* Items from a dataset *

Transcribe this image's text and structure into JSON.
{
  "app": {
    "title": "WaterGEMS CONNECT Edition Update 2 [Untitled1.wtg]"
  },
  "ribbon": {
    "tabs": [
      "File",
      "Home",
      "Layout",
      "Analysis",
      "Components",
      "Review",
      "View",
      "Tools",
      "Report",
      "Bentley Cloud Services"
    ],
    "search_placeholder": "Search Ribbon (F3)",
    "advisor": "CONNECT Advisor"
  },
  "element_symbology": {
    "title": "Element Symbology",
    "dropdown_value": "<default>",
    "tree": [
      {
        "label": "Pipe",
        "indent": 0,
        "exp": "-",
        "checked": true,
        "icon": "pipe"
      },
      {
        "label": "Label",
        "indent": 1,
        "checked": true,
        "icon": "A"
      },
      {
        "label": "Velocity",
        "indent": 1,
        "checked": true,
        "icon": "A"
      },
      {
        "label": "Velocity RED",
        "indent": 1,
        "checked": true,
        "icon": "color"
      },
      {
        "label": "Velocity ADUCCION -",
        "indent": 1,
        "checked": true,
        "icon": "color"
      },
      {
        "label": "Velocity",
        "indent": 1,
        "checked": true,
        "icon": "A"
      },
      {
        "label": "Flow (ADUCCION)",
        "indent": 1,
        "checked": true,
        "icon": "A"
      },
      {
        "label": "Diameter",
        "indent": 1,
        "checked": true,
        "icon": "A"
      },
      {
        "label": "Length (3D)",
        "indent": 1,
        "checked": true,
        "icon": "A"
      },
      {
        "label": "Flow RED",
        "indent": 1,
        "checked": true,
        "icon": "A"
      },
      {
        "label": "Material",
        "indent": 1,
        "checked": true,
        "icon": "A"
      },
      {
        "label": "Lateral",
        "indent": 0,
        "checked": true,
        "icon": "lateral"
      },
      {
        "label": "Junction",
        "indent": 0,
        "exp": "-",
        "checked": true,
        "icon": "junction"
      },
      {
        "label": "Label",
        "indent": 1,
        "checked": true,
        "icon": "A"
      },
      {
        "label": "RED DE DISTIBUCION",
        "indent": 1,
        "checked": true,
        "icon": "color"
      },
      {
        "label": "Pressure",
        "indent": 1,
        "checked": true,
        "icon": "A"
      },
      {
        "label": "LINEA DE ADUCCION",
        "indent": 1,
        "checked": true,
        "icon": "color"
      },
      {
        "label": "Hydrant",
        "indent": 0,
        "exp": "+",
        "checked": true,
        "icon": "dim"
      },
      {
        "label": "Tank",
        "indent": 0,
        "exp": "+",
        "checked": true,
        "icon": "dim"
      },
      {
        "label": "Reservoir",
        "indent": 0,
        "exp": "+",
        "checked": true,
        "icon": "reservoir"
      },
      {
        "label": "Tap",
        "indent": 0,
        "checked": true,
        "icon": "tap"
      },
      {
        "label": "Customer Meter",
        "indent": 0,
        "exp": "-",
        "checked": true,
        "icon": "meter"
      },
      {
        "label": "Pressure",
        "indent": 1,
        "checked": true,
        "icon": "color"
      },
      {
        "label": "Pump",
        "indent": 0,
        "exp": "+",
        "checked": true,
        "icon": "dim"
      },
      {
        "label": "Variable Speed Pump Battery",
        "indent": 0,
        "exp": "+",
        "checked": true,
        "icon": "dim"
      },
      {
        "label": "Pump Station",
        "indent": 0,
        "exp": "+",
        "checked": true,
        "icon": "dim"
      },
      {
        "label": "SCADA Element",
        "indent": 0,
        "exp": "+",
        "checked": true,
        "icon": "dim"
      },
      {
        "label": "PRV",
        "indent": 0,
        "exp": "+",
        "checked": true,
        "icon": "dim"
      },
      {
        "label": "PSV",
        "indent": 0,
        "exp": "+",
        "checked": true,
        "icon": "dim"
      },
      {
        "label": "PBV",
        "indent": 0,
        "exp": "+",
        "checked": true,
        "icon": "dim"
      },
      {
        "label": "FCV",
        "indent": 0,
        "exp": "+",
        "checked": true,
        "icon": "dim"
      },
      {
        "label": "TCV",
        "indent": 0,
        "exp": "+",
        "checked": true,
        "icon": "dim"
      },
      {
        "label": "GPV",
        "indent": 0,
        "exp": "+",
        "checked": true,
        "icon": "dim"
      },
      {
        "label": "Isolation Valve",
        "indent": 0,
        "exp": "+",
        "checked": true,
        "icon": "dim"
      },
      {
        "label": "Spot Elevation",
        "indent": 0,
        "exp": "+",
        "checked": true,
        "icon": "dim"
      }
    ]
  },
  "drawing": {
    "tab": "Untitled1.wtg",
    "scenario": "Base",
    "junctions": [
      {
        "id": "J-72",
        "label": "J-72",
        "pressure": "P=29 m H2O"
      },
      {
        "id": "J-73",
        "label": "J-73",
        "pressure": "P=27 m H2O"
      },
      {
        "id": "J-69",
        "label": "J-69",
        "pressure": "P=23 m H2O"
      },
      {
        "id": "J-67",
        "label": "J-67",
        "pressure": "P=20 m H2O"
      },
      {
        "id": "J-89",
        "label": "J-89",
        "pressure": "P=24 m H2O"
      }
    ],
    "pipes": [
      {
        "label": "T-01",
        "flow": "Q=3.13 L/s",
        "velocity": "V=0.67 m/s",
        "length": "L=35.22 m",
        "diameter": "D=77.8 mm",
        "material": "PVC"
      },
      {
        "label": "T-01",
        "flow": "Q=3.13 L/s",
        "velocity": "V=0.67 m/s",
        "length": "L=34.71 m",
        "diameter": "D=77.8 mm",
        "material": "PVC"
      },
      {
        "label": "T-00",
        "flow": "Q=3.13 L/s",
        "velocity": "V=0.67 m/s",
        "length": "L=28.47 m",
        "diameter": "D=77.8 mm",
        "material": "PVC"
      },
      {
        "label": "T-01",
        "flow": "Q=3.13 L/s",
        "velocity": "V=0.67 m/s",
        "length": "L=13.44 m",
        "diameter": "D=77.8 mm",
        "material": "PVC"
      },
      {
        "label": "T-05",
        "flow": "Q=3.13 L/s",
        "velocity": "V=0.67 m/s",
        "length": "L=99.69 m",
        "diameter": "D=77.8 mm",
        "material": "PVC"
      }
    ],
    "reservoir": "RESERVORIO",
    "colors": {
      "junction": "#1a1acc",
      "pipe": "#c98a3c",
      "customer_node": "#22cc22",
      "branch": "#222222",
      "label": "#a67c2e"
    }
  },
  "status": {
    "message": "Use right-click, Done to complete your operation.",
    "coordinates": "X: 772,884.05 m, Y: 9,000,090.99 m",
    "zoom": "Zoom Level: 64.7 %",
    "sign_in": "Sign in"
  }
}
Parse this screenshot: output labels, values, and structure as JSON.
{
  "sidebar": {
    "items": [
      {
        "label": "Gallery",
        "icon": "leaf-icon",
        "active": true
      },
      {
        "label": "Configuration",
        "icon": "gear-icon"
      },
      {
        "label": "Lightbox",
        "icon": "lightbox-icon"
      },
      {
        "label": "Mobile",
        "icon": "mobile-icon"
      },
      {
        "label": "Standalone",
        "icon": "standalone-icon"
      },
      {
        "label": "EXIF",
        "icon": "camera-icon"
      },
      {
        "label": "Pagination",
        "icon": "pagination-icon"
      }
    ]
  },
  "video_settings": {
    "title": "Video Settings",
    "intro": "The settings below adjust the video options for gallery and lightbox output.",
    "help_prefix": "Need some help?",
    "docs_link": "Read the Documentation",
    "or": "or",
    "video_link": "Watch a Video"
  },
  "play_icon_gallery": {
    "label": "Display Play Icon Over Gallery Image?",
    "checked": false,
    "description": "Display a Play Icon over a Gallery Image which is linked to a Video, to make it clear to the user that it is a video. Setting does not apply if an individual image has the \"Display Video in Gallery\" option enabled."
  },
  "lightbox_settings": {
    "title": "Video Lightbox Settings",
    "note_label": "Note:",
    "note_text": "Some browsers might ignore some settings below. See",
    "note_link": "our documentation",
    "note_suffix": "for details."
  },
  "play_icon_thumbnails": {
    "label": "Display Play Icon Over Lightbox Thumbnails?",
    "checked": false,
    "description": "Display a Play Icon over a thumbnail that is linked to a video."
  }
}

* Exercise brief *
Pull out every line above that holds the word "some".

* Solution to the problem *
    "help_prefix": "Need some help?",
    "note_text": "Some browsers might ignore some settings below. See",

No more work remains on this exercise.